Public Affairs Supervisor for AAA Arizona, Michelle Donati, says that not only did AAA want to protect those motorists, they wanted to protect those drivers assisting those motorists on the side of the road.  This change was enacted in 2011 to expand the law to include any vehicle displaying alternating flashing lights as warning signs on a divided highway or freeway.  It requires drivers to perform a lane change if safely able and if they cannot, they are required to reduce their vehicle speed.  Instead of protecting first responders, this now protects all Arizona motorists.  

AAA wants to be called for help because they recognize that while many people are capable of changing their own tires, it may not be the safest thing for them to do on a highway or freeway, says Donati.

Michelle Donati is the Public Affairs Supervisor for AAA Arizona.  She spoke with Arizona Business News during this interview.  Arizona Business News, sponsored by ASBA and is a featured network of Sequence Media Group.

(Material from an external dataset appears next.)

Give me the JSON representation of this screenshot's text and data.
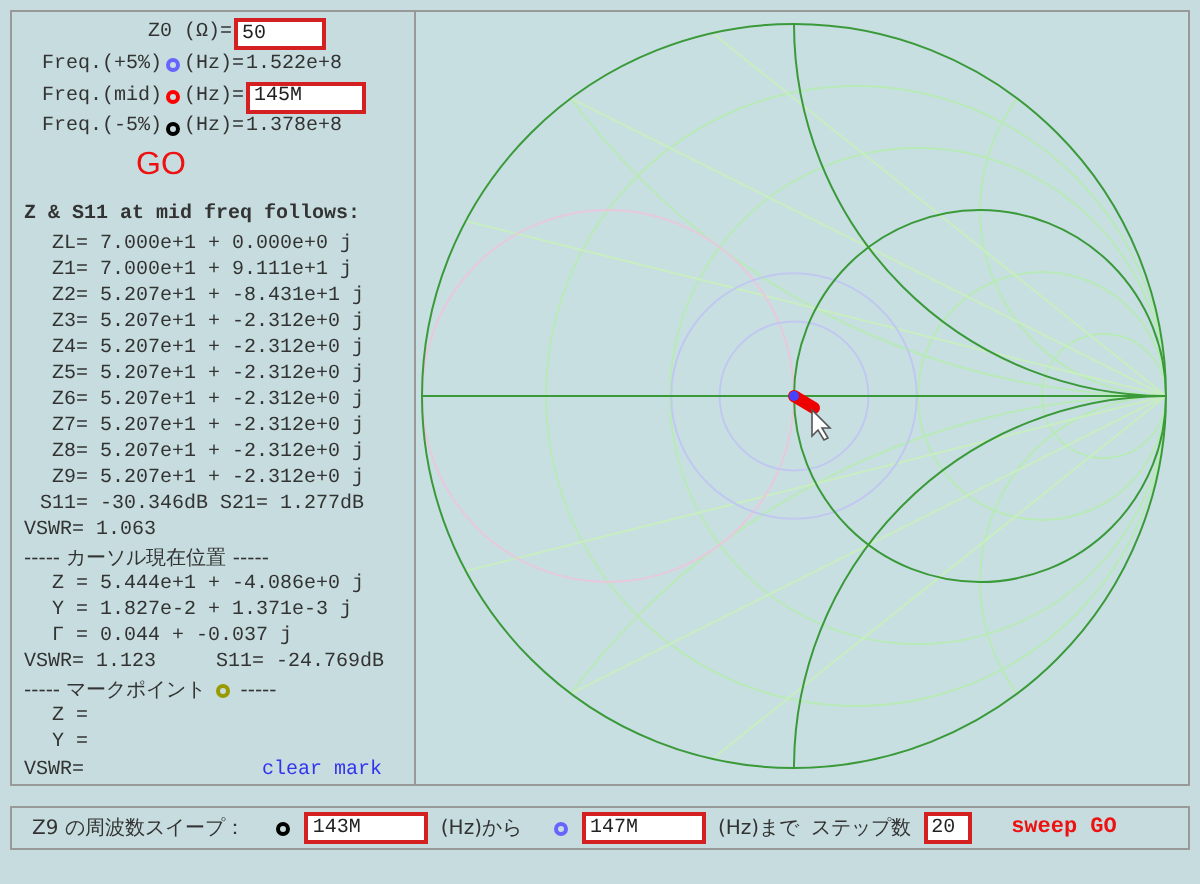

Why Your Search Rankings May Disappear Soon, ASBA News Update

If you noticed your search rankings have gone down, it may be because Google rolled out its Panda 4.0 update last month. This is Google’s latest attempt to keep low-quality sites from ranking highly in the search results.  In this video, Google engineer Matt Cutts says the reason Panda was released originally was to reward original content.  According to a recent survey by Google and Ipsos, 55% of small businesses still don't have a website, so Panda will not pose a concern for them.

Small business owners may not understand there are many quick & affordable options that make it easier. With companies like Wix, Google, SquareSpace, Wordpress and Weebly, they require no coding or special skills, rather users choose a template, drag & drop photos and paste in text.  Studies show that at the very least a website is necessary for most small businesses because it validates you in your customer's eyes.

Every day, AAA assists more than 1,200 stranded members across the state, and for some, waiting for help alone on the side of a highway can be a scary experience. However, thanks to the “Move Over” bill passed in  2011, this situation may be less intimidating.  Triple A spokesperson Michelle Donati says this law helps keep business fleets safe.  "Instead of protecting first responders, this now protects all Arizona motorists," Donati says.  For more on her interview with Arizona Business News, click here.

This news update was provided by Arizona Business News, a featured network of Sequence Media Group.  Arizona Business News is brought to you by the ASBA, Arizona Small Business Association.